Please copy exactly the lines that begin with the one containing "Extract the structured" and end with the last line of the entries.

▶ Recorded data:

----

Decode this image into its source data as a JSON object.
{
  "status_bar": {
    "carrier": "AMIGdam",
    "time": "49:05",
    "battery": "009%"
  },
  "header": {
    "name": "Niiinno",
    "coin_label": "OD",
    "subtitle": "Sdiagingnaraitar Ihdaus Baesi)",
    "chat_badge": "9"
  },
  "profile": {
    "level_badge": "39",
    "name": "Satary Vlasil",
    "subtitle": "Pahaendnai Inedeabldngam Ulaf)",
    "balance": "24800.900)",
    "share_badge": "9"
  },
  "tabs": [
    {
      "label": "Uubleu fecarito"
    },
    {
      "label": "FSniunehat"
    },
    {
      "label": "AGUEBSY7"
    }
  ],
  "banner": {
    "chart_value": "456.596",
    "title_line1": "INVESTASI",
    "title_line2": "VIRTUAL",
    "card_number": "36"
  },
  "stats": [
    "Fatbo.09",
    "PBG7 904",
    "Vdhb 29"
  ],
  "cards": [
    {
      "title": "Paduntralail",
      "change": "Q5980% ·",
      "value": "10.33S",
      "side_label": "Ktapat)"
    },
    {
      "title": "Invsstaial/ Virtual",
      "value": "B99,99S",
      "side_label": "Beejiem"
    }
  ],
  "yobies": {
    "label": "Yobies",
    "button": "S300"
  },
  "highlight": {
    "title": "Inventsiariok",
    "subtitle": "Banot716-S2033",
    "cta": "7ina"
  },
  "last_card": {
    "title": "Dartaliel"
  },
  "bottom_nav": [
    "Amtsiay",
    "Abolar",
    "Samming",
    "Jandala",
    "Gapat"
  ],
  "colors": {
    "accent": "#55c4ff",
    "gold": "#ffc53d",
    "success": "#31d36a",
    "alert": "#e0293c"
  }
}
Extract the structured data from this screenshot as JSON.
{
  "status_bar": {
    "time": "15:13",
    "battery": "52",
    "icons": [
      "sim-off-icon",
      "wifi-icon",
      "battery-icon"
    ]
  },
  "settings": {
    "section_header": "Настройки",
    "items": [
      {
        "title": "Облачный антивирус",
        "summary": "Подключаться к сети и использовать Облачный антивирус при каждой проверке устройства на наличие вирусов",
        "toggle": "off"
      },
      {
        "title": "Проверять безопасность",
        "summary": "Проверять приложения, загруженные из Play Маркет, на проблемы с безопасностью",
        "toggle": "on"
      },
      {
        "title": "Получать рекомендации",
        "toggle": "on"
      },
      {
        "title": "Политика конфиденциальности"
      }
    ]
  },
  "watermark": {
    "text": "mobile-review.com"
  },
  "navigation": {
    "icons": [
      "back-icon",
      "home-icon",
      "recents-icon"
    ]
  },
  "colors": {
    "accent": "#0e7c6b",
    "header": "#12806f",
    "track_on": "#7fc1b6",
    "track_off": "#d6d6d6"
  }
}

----

▶ Response:
Extract the structured data from this screenshot as JSON.
{
  "status_bar": {
    "time": "15:13",
    "battery": "52",
    "icons": [
      "sim-off-icon",
      "wifi-icon",
      "battery-icon"
    ]
  },
  "settings": {
    "section_header": "Настройки",
    "items": [
      {
        "title": "Облачный антивирус",
        "summary": "Подключаться к сети и использовать Облачный антивирус при каждой проверке устройства на наличие вирусов",
        "toggle": "off"
      },
      {
        "title": "Проверять безопасность",
        "summary": "Проверять приложения, загруженные из Play Маркет, на проблемы с безопасностью",
        "toggle": "on"
      },
      {
        "title": "Получать рекомендации",
        "toggle": "on"
      },
      {
        "title": "Политика конфиденциальности"
      }
    ]
  },
  "watermark": {
    "text": "mobile-review.com"
  },
  "navigation": {
    "icons": [
      "back-icon",
      "home-icon",
      "recents-icon"
    ]
  },
  "colors": {
    "accent": "#0e7c6b",
    "header": "#12806f",
    "track_on": "#7fc1b6",
    "track_off": "#d6d6d6"
  }
}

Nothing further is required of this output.